The turkeys flapped their wings. The girl knew what “The tables have turned” meant. She had read that in a book at school. The teacher said that means the person who was in danger is now in charge. The turkey was on the table, but the turkeys were in charge now. 

The turkeys kept pointing their wings at the Ghost Turkey. He was in charge of all the turkeys. The Ghost Turkey spoke, “People have been eating turkeys ever since the discovery of America. It must stop! It is time to pay back people for their crimes.” 

The girl was pretty young, but she was as big as the Ghost Turkey. “You look delicious,” he said. “I have no doubt you will make a nice dinner.” 

The little girl tried to tell him that she was not to blame. “I’m sorry, Mr. Turkey. I didn’t want to eat you. My mom cooked you. She told me to eat. I only ate a very, very little piece,” she said.

She didn’t have much hope. The turkeys seemed so mad, especially the little turkey chicks. “Eat her!” cried the little turkeys. 


The little girl said, “I am very nice. I have never hurt anyone. Please don’t eat me. There is a big difference between eating people and eating turkeys.”

“What difference, I should like to know?” says the old Mama-turkey. She was pretty mad.

“People are smart. Turkeys are not,” said the little girl.

“How dare you!” cried the old Mama-turkey. 

The poor little girl was so scared. She didn’t know what to say. All the little turkey chicks jumped up and down. The Mama-turkey flapped her wings. The Ghost Turkey spread his tail. “Eat her!” they cried.


Then, the Ghost Turkey spoke. He saw the girl was a little scared. “Dear friends,” he said to the Mama-turkey, and chick-chickledren, “Calm down. Perhaps you would say mean things if you were going to be eaten.”

And they all began to scream and to cry, “But we were eaten. We are nothing but turkey ghosts.”


But the Ghost Turkey could not calm them down. The turkeys acted like–turkeys. They were ridiculous. “Mama, can I have a drumstick?” said one little chick. “I want a wing, Ma!” (Though the little girl did not have any wings.)


“This is cruel,” said the little girl. “Yes, but people talked about it before they ate us,” said the Mama-turkey. 

“I did not,” said the little girl. “I promise.”

Well, First-Place Ghost Turkey tried to calm them again. But again, they acted like turkeys. “I am so sorry, my girl,” he said.

“I understand,” said the little girl, “But I think you should eat an adult to begin with. It’s sad to begin with a little girl. But please don’t eat my Mama.”

The little girl looked so sad. “Poor little one!” said Mama-turkey. 


The little turkey chicks began to wipe their eyes on the backs of their wings.

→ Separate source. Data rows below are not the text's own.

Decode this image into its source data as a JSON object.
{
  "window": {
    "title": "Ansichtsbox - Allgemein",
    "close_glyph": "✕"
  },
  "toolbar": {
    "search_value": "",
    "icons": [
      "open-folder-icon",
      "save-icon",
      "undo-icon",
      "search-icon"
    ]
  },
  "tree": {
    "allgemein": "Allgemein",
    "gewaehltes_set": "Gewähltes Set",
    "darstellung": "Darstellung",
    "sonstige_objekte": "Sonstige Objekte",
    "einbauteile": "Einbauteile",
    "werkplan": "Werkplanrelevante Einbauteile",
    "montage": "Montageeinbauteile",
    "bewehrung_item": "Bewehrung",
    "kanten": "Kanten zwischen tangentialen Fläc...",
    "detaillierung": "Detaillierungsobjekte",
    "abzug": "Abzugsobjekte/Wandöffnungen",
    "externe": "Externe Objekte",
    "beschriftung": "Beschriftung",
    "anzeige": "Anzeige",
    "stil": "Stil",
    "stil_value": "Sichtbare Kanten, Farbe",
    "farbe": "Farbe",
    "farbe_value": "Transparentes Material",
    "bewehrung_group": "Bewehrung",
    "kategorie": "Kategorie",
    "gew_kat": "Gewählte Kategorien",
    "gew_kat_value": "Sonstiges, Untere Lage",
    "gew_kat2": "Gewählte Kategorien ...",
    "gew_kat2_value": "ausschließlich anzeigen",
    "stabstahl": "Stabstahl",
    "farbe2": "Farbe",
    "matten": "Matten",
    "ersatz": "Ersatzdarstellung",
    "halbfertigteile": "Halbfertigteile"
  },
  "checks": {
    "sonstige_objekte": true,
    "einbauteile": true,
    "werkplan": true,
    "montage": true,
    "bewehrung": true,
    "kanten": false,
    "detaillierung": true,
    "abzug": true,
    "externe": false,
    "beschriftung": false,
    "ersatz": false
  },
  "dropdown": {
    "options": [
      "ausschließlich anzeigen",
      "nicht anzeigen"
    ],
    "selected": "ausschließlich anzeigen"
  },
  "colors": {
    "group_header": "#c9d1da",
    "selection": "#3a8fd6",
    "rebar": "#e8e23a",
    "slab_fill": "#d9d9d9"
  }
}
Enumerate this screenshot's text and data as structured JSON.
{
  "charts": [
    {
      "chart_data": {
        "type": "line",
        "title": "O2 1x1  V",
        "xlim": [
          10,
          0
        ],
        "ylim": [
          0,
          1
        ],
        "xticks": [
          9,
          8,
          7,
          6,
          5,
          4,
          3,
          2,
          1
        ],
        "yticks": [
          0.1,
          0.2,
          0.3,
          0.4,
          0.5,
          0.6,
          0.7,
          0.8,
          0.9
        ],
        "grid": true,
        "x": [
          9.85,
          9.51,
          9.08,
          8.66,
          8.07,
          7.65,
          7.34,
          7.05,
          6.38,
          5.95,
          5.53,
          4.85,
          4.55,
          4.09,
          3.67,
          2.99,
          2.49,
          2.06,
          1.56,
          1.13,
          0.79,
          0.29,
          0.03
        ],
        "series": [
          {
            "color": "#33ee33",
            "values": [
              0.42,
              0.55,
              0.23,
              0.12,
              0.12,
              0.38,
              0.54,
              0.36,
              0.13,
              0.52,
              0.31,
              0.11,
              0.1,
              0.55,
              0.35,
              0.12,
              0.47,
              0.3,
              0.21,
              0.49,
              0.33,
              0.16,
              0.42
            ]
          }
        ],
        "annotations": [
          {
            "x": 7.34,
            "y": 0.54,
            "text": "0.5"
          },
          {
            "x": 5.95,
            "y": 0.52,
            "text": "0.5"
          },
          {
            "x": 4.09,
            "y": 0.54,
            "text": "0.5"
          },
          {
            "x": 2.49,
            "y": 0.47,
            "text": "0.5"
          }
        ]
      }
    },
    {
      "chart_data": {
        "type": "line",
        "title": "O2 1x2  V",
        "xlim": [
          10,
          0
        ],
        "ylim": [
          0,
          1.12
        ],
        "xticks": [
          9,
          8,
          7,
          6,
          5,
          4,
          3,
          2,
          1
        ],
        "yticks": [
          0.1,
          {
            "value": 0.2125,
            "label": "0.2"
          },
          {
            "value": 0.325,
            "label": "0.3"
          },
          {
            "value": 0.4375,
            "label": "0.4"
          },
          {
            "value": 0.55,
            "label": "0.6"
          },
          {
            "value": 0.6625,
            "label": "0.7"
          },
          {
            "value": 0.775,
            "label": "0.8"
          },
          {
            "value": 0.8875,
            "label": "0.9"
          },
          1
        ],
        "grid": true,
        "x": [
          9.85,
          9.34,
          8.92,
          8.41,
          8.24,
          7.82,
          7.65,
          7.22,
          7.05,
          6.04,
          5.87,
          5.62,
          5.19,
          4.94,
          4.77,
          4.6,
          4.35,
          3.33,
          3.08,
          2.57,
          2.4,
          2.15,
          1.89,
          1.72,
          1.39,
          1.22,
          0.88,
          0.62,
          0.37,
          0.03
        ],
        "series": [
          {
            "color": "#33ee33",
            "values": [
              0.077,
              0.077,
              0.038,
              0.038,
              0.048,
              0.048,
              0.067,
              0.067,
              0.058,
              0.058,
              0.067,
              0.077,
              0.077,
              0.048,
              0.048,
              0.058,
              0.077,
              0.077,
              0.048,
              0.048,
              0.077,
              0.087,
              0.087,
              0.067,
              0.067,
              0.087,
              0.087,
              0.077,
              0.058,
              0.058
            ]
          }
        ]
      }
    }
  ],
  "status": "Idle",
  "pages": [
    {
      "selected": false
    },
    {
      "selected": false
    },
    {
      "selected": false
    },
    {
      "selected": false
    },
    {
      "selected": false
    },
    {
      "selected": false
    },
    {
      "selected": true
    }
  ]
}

The little girl began to think they would not eat her. Then, she saw the Mama-turkey and the turkey chicks make a circle. They talked to each other. She couldn’t hear them. 

Then, the Ghost Turkey looked at the girl. He looked very serious. He said, “Do you promise? Do you promise you will not eat turkey?” 

The little girl said, “Yes, I promise.” She was very shaken from this experience. She would never eat turkeys. She would never eat any animal, any more. 

Then, the moon began to shine very bright. Soon it was the sun. The sunshine came through the window-curtains. Then, the little girl–” 

“Woke up!” shouted the little girl. “There now, papa, what did I tell you? I knew it was a dream all along.”